Our goal was to describe the level of obligation imposed by deontic terms commonly found in clinical practice guidelines. We found that the interpretation of deontic terms by the health services community varies and that ranking of deontic terms by level of obligation is possible. Using an internet-based survey, we showed that “must” conveys the highest level of obligation, while “may” and “may consider” convey lower levels of obligation. “Should” and all other deontic terms we examined convey intermediate levels of obligation.
Variable interpretation of expressions used in medicine has been well documented, most notably with regard to physician interpretation of probabilities.[28
] Kong et al demonstrated that medical professionals could agree on the ranking of common probability expressions, but there was wide variation in interpretation of each expression.[31
] Similarly, our survey demonstrates a ranking of a subset of terms but considerable variability in interpretation of individual deontic expressions.
suggests members of the health services community recognise at least three levels of obligation. “Must” conveys the highest level of obligation, while “may” and “may consider” convey lower levels. Every other term we examined conveys an intermediate level. The addition of “consider” appears to decrease the level of obligation associated with “must” and “should” but does not change the impact of “may,” which already conveys the lowest level of obligation.
While the use of “consider” in a recommendation softens the obligation imposed, it also makes measuring performance and auditing adherence more difficult. Increasingly, performance measures are based on practice guidelines.[32
] Guidelines that use “consider” pose significant challenges to quality improvement teams because it is often impossible to determine whether a recommended activity was “considered.”
A guideline reader’s formula to determine level of obligation and intended adherence likely includes a plethora of linguistic and non-linguistic variables. In addition to the deontic term encountered, a reader is likely to assess such factors as the stated recommendation strength (if present,) the type of action recommended (e.g., to prescribe a medicine vs. to order an invasive procedure or test,) the severity of the patient condition under consideration, and the organisation responsible for the guideline’s development. To our knowledge, none of these other variables have been studied as potential influences on clinicians’ perception of obligation to undertake recommended actions.
Suggestions for guideline developers

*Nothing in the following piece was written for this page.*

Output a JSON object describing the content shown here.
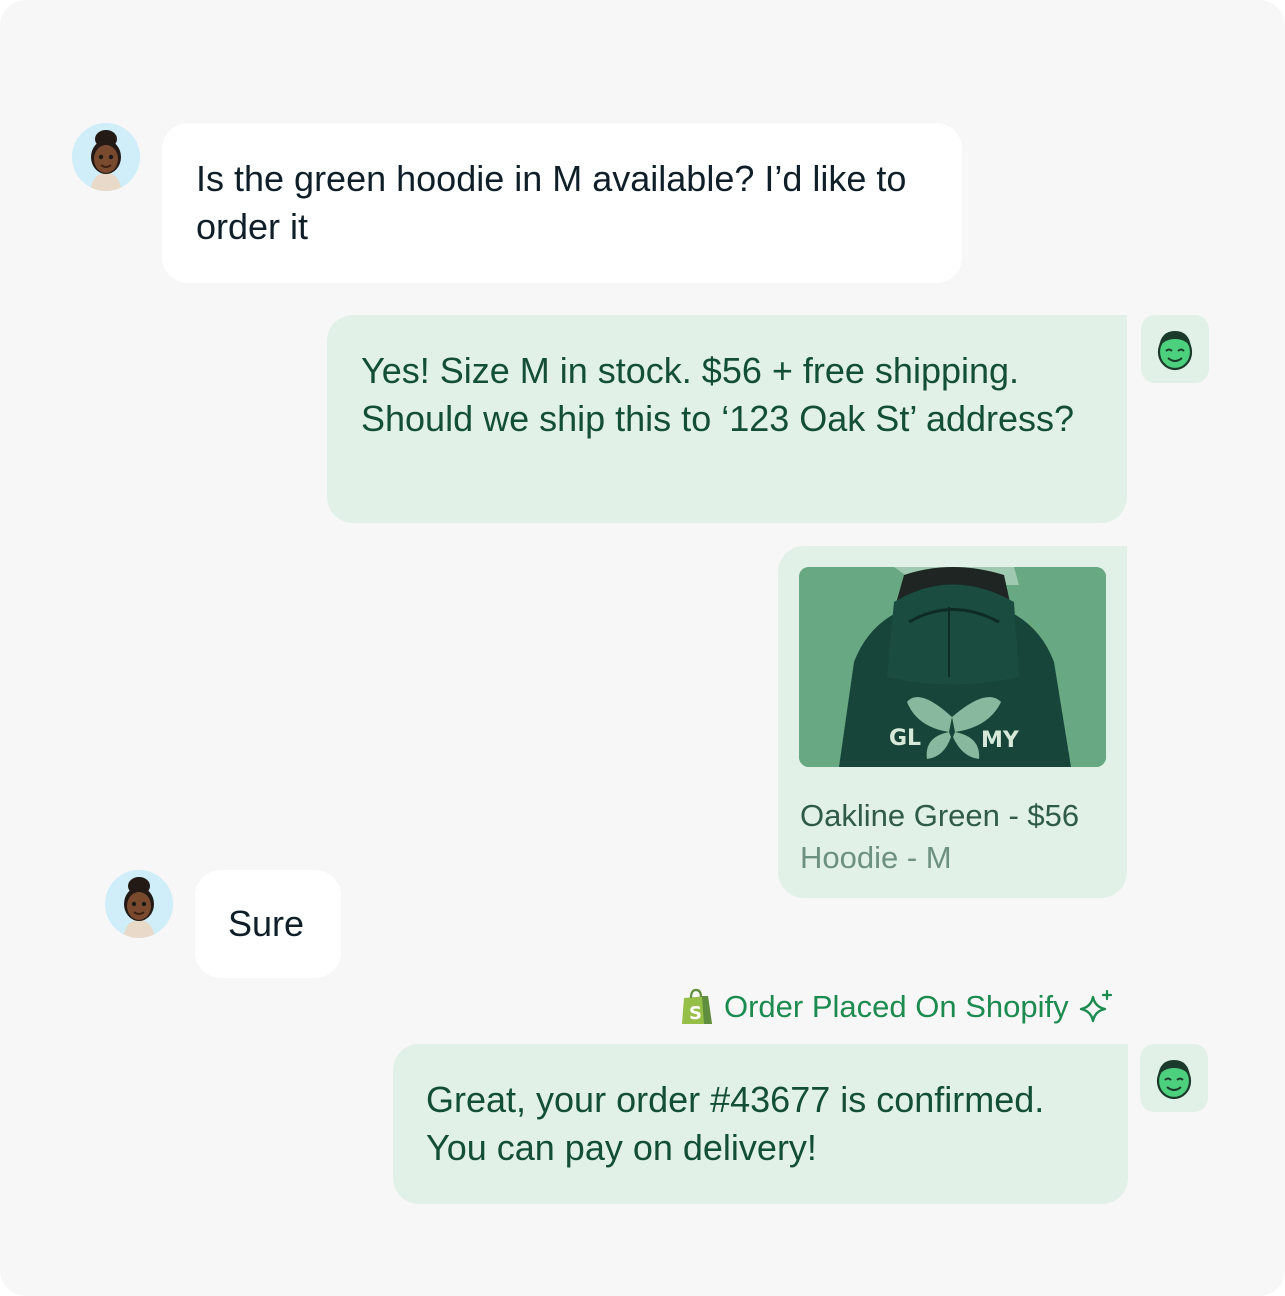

If deontic terminology were used to strengthen a connection between recommendation language and expected adherence to recommendations, these data suggest that three separate levels of recommendation strength should be available to guideline developers. As long as terms conveying distinct levels of obligation were chosen (i.e., non-overlapping interquartile ranges,) guideline developers could take advantage of a natural ranking of deontic terms.
“Must” clearly defines the highest level of obligation, but we anticipate only rare usage of the term. Based on our examination of the YGRC, “must” appears in only 19 recommendations.[18
] Use of “must” or “must not” may be limited to situations where there is a clear legal standard or where quality evidence indicates the potential for imminent patient harm if a course of action is not followed. “May” is an appropriate choice for the lowest level of obligation. We suggest avoiding any expression using “consider” for reasons mentioned earlier. The impact of “not” remains a topic for future study.
“Should” is the commonest deontic verb found in the YGRC (appearing 709 times) and is an appropriate choice to convey an intermediate level of obligation. Alternatively, the intermediate level could be stratified into “should” and “is appropriate.” Overlapping ranges of obligation may be acceptable as long as guideline developers make explicit the connection between deontic terms chosen and their intended level of obligation. One strategy would be to link deontic terms to grades of recommendation strength. In this approach, the number of deontic terms used would depend on the particular grading system applied by the guideline developers.
Our response rate was low but consistent with response rates of internet-based surveys reported elsewhere.[33
] Generalisabilty to a wider population of clinicians and consumers of practice guidelines may be limited. However, our sample included key target audiences, including clinicians, developers of practice guidelines, developers of performance measures, and developers of decisions support systems.
We wrote simplified recommendation statements within a deliberately vague clinical scenario in our best effort to isolate the effect of deontic terminology from other contextual features. Use of actual, published recommendations or an examination of other deontic terms may produce different responses. We also did not take into account word preferences (e.g., the use of “shall” vs. “should”) or cultural norms (e.g., American vs. British) that may impact how people interpret and use deontic terminology. We permitted each participant to use his or her own understanding of the concept of obligation and did not measure intra-rater variability.
A focus on deontic terminology is a small but important step towards producing guidelines with more predictable influences on clinical care.[36
] “Must,” “should,” and “may” are well suited to represent three discrete levels of obligation recognized by the health services community. A standardised approach to the use of deontic terminology and the application of deontic terminology to systems for grading recommendation strength should be part of a larger set of standards for guideline development and presentation.